Monday, May 24, 2010

The distorted "backlash" against IRV -- The Sunnyvale Example

Updated June 19, 2010

IRV opponent Joyce McCloy is behind an anti-instant runoff voting blog with a simple modus operandi: highlight links to webpages that might discredit instant runoff voting and its advocates. This "evidence" tpically is incomplete, deceptive or just not true. But those seeking to seed doubt about change only need for it to appear possibly true.

Today's screed about a new alleged "repeal" of IRV was a good example. As Ms. McCloy knows, IRV in recent decades has been repealed in two and only two governmental jurisdictions in the United States: Pierce County (WA) and Burlington (VT). Both of these repeals were disappointing to advocates, of course, but there was a context to them (see more on Pierce County and on Burlington).

And that's it. No other city has repealed IRV even as more cities, organizations and colleges keep using IRV every year. Ms. McCloy knows that Aspen (CO) hasn't repealed IRV, but she says it has because voters narrowly failed to pass a non-binding advisory question to keep it. She knows that Georgetown University uses IRV, but she says it's been repealed because students didn't use it for a single election in early 2009 (and never mind IRV's ongoing and growing use in nearly 60 colleges and universities, including adoptions in the past year year at colleges like Cornell, Brown and Brandeis). She knows that Cary (NC) didn't repeal IRV (rather it had used IRV in a one-time pilot in 2007), but she says it did. And so on.

Today she's excited about Sunnyvale, California. This year, based on a rule adopted by a prior council, the Sunnyvale might city council would have used instant runoff voting within if at least three members of its seven-member city council had run mayor. Such small-scale uses of IRV can be interesting to consider, but with at least three candidates (all councilors) and only seven councilors with votes (including the three candidates), things can get tricky - tie votes, say, and efforts to outsmart colleagues.

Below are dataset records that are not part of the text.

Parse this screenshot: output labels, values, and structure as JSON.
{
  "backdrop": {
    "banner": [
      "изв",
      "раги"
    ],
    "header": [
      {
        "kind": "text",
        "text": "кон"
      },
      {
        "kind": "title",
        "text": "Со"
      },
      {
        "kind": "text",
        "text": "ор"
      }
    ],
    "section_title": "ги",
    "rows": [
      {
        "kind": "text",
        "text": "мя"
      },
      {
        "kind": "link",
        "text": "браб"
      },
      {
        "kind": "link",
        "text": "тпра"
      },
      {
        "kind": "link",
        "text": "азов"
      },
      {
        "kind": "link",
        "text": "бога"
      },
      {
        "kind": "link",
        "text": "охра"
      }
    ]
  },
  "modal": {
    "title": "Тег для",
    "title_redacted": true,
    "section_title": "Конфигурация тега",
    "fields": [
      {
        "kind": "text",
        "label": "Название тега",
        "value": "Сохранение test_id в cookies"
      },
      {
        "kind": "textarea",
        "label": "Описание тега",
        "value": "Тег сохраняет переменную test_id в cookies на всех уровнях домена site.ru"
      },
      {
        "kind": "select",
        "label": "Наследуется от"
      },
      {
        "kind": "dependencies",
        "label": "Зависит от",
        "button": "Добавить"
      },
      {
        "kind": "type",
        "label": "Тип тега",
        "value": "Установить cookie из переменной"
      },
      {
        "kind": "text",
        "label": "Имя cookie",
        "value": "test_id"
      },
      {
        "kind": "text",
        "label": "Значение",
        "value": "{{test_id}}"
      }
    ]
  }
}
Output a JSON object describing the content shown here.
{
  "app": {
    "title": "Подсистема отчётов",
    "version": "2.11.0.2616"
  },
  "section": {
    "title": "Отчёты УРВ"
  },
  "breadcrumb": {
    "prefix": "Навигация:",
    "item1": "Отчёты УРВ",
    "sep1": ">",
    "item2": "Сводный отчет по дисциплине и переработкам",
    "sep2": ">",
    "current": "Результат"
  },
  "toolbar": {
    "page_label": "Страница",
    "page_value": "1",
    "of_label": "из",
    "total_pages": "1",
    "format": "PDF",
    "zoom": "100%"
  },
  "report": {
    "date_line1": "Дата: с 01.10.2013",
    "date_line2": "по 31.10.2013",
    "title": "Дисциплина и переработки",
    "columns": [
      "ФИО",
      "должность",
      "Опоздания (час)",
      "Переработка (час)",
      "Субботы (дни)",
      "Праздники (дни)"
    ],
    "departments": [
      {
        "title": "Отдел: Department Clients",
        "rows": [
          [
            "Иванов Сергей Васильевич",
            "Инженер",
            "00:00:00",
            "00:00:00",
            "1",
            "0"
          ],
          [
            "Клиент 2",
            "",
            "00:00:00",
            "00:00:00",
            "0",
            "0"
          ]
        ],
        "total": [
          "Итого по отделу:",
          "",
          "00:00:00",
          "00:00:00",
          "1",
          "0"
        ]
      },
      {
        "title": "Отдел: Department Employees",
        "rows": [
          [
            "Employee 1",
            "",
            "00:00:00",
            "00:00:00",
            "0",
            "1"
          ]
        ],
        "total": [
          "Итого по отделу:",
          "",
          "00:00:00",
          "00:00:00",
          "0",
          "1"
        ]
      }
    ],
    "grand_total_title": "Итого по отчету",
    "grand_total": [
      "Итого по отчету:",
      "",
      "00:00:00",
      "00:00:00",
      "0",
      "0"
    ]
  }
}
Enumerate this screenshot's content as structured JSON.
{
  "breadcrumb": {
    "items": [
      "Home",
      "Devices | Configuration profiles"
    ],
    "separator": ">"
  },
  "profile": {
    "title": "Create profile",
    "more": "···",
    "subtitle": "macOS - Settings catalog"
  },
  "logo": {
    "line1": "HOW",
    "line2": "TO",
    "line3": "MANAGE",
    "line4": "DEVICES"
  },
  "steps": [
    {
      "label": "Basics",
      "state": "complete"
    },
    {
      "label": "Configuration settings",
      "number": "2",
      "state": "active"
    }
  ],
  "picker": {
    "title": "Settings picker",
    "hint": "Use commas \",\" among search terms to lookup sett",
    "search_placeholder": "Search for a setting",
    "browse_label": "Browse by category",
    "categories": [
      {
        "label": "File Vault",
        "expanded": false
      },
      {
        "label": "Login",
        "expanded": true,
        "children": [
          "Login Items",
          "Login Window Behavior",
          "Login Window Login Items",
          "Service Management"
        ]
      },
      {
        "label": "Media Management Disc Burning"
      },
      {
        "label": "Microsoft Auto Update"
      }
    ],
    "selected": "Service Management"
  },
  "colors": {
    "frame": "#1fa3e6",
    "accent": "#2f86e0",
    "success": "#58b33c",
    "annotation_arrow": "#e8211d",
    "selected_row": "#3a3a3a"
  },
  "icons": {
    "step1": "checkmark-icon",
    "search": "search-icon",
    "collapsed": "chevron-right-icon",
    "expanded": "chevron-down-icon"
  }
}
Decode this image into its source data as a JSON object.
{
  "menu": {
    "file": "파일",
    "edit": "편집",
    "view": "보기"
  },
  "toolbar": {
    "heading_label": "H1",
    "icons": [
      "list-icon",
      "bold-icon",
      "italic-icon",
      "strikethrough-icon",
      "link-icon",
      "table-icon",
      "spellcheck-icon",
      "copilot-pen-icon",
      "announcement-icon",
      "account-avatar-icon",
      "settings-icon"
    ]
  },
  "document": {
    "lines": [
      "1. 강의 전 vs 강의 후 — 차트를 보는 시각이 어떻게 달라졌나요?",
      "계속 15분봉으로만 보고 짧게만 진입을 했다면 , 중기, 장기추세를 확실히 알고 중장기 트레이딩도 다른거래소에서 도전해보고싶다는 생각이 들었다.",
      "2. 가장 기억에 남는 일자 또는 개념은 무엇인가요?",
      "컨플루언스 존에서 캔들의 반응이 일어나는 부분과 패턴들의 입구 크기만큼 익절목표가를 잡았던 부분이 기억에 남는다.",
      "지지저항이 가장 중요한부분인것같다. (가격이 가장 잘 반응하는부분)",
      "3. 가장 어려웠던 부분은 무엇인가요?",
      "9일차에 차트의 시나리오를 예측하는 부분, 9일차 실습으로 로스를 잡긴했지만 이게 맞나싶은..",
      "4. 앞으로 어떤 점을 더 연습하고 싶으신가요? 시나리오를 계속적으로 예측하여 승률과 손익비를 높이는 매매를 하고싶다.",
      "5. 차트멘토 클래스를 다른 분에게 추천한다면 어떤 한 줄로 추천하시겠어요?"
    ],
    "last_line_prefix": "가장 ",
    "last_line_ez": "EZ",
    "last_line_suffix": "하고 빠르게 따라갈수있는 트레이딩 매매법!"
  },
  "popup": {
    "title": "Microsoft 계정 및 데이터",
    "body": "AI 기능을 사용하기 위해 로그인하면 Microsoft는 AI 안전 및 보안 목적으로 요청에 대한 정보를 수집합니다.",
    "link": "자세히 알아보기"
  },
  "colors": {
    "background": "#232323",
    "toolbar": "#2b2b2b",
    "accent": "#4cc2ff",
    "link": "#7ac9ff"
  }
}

So in what seems like a very sensible decision that IRV advocates would be quick to support, Sunnyvale's city council decided to change its rule to use IRV for these internal elections of the council choosing the mayor in the future. But does this mean Sunnyvale has "repealed" IRV and that supporters of the change think IRV's too confusing as a system? Joyce McCloy has added Sunnyvale to her litany of "repeals" in communications, but consider this quote from a thoughtful blogpost by one of the backers of the change, Sunnyvale city councilor Jim Griffith:

First off, while ranked-choice (or instant run-off) voting is terrific for general elections or when you have a lot of candidates to choose from, it doesn’t work well with a small number of voters and a small number of candidates (in our case, 7 voters, 3 candidates). There’s a lot of opportunity for game-playing, plus a good chance of an end result that many members of the public simply won’t understand. Neither of those serve the public good, so I wanted to get rid of the ranked-choice option

Joyce McCloy in her post bolds a quote from Councilmember Griffith as if he is anti-IRV when in fact he thinks IRV is "terrific" for general elections. Sadly, however, don't hold your breath waiting for corrections to her blog. A website URL can't be wrong or misleading, right?

Addendum, May 25: I received an email from Sunnyvale city councilor Jim Griffith. He expressed appreciation for my post and clarified that in fact the Sunnyvale city council never used IRV. While there might have been three councilors seeking to be mayor this year, only two ended up doing so. But the potential choice among three councilors led to the council sensibly deciding that a binding IRV vote with only seven voters choosing among three or more candidates (all of whom also would be among the seven voters) wasn't appropriate. Griffith also reiterated his support for IRV for general elections.